35. Seaside Grasshopper
This medium-sized grasshopper (Trimerotropis maritima) has a speckled pattern, helping it blend into the sand. They have yellow wings with a red hind tibia. They are loud and are known to crepitate when flying.
These grasshoppers prefer sandy areas, usually dunes and beaches. They are also found on sandy dirt roads and riverside sand bars.
36. Prairie Boopie
Males and female prairie boogie grasshoppers (Boopedon gracile) are very different. Males have a black and cream pattern with wings that extend past their abdomen. There is a cream band at the end of each abdominal segment.
Females have short wings, are large in size, and can vary from brown to green with black markings. They are usually encountered in dense grasses, which include savannahs, rangelands, and prairies. They are more abundant in overgrazed prairies.
37. Black-sided Pygmy Grasshopper
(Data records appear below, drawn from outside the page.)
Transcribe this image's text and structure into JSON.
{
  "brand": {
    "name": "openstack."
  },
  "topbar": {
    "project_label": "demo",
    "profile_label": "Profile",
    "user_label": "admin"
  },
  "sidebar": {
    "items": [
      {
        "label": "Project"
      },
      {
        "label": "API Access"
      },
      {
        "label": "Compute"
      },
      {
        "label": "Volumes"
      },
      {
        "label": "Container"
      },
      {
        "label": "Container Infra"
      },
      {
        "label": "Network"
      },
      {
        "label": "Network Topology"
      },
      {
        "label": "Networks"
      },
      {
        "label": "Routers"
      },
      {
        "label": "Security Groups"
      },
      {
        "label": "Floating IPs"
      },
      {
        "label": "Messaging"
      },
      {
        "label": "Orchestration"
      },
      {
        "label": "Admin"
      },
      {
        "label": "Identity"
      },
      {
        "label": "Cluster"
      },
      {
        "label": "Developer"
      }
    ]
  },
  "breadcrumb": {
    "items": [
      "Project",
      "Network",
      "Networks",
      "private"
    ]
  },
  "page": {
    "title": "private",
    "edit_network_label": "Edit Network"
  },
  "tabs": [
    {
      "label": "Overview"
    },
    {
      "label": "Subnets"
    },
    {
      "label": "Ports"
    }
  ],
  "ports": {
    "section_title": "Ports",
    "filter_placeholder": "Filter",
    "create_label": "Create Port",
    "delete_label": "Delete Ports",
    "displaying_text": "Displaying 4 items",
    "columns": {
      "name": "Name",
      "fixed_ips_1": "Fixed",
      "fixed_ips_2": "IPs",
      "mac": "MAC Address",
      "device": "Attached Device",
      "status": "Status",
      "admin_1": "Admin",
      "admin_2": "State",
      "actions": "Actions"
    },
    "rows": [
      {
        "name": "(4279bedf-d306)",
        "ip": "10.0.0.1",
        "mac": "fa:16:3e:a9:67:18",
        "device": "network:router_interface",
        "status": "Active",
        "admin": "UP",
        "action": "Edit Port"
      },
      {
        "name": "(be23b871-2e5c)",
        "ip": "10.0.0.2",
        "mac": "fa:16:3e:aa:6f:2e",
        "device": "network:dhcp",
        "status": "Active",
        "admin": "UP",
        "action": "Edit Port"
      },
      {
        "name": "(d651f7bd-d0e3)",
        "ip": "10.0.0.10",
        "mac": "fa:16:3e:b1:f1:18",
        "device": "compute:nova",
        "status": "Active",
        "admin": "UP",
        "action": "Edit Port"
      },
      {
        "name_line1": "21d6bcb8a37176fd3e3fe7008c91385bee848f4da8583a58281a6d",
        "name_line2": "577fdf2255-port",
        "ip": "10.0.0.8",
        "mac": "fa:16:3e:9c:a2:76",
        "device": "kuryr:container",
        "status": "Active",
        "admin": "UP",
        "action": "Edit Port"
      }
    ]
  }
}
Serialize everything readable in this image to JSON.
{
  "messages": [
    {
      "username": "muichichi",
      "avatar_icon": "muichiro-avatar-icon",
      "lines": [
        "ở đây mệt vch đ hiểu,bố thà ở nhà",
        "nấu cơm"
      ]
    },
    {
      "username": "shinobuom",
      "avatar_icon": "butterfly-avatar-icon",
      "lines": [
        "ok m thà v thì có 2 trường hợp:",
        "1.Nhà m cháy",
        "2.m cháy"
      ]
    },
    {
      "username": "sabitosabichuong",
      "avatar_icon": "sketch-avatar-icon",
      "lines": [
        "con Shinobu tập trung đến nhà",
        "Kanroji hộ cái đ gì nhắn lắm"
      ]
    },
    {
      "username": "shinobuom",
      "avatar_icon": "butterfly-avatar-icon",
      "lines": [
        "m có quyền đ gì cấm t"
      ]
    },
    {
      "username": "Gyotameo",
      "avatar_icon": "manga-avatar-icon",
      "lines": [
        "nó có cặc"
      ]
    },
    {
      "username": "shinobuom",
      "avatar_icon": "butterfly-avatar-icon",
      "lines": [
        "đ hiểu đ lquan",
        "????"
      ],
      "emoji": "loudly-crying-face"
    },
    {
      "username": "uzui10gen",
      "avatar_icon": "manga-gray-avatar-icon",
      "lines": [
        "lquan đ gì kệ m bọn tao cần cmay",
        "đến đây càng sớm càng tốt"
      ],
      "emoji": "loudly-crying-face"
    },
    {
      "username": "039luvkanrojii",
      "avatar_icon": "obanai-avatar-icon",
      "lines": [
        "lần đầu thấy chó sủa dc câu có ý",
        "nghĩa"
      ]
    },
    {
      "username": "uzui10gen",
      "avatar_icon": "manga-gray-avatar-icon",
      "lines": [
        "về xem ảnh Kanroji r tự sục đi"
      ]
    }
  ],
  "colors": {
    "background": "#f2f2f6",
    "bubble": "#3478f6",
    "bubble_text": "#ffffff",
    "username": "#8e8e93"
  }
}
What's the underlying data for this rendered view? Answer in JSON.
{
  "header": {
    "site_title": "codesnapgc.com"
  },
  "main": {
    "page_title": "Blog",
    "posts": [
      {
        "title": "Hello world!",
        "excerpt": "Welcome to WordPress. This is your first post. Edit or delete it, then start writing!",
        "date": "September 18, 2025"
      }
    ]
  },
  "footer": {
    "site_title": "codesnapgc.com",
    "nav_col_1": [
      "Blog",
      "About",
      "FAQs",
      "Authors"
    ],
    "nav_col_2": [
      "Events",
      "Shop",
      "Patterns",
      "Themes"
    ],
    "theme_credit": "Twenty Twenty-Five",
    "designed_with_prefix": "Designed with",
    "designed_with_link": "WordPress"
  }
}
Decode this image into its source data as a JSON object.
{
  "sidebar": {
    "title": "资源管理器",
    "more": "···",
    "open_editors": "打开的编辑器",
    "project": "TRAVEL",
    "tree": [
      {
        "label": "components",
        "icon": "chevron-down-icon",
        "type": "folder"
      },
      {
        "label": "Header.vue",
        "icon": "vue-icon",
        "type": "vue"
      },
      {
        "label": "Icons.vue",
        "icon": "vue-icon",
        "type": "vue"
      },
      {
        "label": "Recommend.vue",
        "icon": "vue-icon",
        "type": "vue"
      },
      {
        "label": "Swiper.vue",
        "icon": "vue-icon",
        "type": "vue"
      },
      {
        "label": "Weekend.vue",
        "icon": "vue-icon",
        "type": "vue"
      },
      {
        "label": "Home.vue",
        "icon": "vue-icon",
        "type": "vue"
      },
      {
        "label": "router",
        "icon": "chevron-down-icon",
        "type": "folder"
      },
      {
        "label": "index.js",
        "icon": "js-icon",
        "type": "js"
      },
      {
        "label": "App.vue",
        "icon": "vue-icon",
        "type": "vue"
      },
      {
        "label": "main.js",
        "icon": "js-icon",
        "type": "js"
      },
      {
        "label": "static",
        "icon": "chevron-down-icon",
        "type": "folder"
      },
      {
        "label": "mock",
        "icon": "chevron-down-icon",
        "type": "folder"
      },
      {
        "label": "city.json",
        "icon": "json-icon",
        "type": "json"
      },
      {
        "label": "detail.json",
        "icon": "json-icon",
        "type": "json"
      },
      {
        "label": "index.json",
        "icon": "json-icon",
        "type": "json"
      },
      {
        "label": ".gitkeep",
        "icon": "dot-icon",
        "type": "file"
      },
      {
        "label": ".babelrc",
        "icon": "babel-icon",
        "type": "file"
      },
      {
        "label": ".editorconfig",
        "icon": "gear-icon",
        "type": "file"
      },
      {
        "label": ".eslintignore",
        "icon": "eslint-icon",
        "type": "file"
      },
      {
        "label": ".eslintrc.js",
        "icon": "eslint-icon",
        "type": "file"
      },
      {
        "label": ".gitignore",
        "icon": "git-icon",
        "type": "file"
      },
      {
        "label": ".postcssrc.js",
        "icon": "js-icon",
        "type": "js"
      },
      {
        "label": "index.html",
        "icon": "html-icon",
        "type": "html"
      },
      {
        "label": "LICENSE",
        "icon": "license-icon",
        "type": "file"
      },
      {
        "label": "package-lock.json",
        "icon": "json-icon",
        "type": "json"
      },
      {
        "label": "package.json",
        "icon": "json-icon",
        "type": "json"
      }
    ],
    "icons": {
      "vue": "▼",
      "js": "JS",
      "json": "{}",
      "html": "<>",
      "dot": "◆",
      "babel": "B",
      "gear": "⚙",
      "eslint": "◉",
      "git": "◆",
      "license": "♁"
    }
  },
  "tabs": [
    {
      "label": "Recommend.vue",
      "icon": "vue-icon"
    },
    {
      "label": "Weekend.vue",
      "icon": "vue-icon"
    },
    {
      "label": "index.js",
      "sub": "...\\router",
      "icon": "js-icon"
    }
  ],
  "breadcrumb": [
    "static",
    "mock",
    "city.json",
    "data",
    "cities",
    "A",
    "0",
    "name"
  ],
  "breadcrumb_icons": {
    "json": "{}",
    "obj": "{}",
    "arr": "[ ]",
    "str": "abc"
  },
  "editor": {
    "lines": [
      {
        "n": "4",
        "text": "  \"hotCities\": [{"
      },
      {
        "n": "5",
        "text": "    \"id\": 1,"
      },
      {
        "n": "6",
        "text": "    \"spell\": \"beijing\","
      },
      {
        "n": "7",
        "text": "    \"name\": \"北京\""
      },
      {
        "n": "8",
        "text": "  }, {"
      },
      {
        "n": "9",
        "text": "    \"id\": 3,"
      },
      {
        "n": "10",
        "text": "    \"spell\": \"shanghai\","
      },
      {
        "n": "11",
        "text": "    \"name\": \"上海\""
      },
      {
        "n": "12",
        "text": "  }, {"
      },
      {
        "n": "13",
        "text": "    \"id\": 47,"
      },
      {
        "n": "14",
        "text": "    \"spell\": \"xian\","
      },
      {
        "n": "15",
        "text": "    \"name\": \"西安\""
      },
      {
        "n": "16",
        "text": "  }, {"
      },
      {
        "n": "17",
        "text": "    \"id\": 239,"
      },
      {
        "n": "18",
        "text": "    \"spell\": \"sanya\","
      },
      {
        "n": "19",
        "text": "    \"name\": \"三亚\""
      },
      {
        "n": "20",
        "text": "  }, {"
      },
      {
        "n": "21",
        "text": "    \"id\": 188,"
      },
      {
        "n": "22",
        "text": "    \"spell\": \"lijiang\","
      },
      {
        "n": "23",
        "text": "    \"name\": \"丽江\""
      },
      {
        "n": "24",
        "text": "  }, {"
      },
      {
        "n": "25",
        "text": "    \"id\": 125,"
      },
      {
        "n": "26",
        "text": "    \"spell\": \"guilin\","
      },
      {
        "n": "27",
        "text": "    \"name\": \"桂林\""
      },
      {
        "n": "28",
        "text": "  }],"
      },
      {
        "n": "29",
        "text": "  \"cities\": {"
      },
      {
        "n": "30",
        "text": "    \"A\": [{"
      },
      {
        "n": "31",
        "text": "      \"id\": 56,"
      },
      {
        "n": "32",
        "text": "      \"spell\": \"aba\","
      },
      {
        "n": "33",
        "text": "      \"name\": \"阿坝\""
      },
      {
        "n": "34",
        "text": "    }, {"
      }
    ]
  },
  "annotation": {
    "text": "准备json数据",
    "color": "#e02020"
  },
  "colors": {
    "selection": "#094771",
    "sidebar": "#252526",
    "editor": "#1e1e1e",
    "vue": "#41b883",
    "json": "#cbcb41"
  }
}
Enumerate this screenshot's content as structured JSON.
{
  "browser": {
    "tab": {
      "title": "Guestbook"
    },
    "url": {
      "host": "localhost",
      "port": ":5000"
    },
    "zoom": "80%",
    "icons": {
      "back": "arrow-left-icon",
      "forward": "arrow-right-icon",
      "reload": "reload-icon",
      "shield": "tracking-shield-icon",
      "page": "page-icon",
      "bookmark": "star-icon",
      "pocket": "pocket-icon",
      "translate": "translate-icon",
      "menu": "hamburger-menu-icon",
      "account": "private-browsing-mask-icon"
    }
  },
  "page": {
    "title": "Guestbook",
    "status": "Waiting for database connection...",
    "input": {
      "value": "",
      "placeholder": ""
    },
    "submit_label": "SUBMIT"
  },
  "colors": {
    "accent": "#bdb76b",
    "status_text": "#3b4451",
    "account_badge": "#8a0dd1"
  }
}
Black-sided pygmy grasshoppers (Tettigidea lateralis) belong to the Tetrigidae family and are common in Texas. Females can grow to 14mm with males being a bit smaller at 11mm. They can vary from black and gray to brown or cream. They are usually black-sided with a cream band on the top.
They are found in wet and dry habitats from coniferous forests to deciduous forests, sand dunes, and swamps.
38. Migratory Grasshopper
The migratory grasshopper (Melanoplus sanguinipes) is a spur-throated grasshopper that belongs to the Acrididae family. They are similar to many of the other species, making it hard to identify them.
Their preferred habitat is open sunny areas with herbaceous plant cover.
39. Southwestern Dusky Grasshopper
It is not easy to separate the southwestern dusky grasshopper (Nebulatettix subgracilis) from other grasshoppers. These are stocky grasshoppers with large heads and short wings.
They can be found in a variety of habitats where water collects for a short period. They favor grasses and are often seen on patchy and short grass.
40. Atlantic Grasshopper
The Atlantic grasshopper (Paroxya atlantica) can grow to 28mm in females and 24mm in males. They are a yellow/brown color with red on the upper side and a dark stripe just behind the eye. Their legs are a green color with black on the lower side of the thorax and short antennae.
These grasshoppers prefer moist and grassy areas, with plenty of low shrubby vegetation. They can often be seen on the edge of marshes, forests, and woodlands. They tend to prefer areas with sandy soils. You are more likely to encounter this grasshopper from July to October.